### THE TASK
Below is a set of records. Repeat all of them exactly.

### INFORMATION PROVIDED
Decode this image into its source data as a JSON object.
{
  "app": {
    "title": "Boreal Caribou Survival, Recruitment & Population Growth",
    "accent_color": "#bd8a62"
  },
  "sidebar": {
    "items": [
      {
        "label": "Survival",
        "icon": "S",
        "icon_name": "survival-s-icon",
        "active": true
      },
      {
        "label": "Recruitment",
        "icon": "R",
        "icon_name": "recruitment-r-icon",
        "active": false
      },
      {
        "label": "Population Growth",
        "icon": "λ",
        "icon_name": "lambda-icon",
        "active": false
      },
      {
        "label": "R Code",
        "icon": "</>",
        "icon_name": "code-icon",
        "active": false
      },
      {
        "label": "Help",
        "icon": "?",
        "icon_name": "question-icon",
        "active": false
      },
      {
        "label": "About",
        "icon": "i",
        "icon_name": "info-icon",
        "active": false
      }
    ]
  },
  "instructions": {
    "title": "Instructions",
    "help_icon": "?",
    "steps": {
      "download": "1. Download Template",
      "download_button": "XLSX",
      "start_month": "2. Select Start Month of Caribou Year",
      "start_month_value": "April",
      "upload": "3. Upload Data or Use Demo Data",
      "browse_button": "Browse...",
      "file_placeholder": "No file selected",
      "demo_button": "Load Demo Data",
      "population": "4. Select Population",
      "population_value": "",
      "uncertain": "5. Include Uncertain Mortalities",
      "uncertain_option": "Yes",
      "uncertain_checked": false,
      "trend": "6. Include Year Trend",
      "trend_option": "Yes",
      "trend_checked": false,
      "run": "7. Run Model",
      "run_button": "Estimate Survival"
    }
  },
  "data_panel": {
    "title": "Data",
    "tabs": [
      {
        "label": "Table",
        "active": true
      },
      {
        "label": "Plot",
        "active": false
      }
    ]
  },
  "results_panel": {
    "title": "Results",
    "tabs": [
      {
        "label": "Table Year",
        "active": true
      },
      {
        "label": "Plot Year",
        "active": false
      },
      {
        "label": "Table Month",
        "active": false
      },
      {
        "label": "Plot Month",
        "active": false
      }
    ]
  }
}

### SOLUTION FOR THIS TASK
Decode this image into its source data as a JSON object.
{
  "app": {
    "title": "Boreal Caribou Survival, Recruitment & Population Growth",
    "accent_color": "#bd8a62"
  },
  "sidebar": {
    "items": [
      {
        "label": "Survival",
        "icon": "S",
        "icon_name": "survival-s-icon",
        "active": true
      },
      {
        "label": "Recruitment",
        "icon": "R",
        "icon_name": "recruitment-r-icon",
        "active": false
      },
      {
        "label": "Population Growth",
        "icon": "λ",
        "icon_name": "lambda-icon",
        "active": false
      },
      {
        "label": "R Code",
        "icon": "</>",
        "icon_name": "code-icon",
        "active": false
      },
      {
        "label": "Help",
        "icon": "?",
        "icon_name": "question-icon",
        "active": false
      },
      {
        "label": "About",
        "icon": "i",
        "icon_name": "info-icon",
        "active": false
      }
    ]
  },
  "instructions": {
    "title": "Instructions",
    "help_icon": "?",
    "steps": {
      "download": "1. Download Template",
      "download_button": "XLSX",
      "start_month": "2. Select Start Month of Caribou Year",
      "start_month_value": "April",
      "upload": "3. Upload Data or Use Demo Data",
      "browse_button": "Browse...",
      "file_placeholder": "No file selected",
      "demo_button": "Load Demo Data",
      "population": "4. Select Population",
      "population_value": "",
      "uncertain": "5. Include Uncertain Mortalities",
      "uncertain_option": "Yes",
      "uncertain_checked": false,
      "trend": "6. Include Year Trend",
      "trend_option": "Yes",
      "trend_checked": false,
      "run": "7. Run Model",
      "run_button": "Estimate Survival"
    }
  },
  "data_panel": {
    "title": "Data",
    "tabs": [
      {
        "label": "Table",
        "active": true
      },
      {
        "label": "Plot",
        "active": false
      }
    ]
  },
  "results_panel": {
    "title": "Results",
    "tabs": [
      {
        "label": "Table Year",
        "active": true
      },
      {
        "label": "Plot Year",
        "active": false
      },
      {
        "label": "Table Month",
        "active": false
      },
      {
        "label": "Plot Month",
        "active": false
      }
    ]
  }
}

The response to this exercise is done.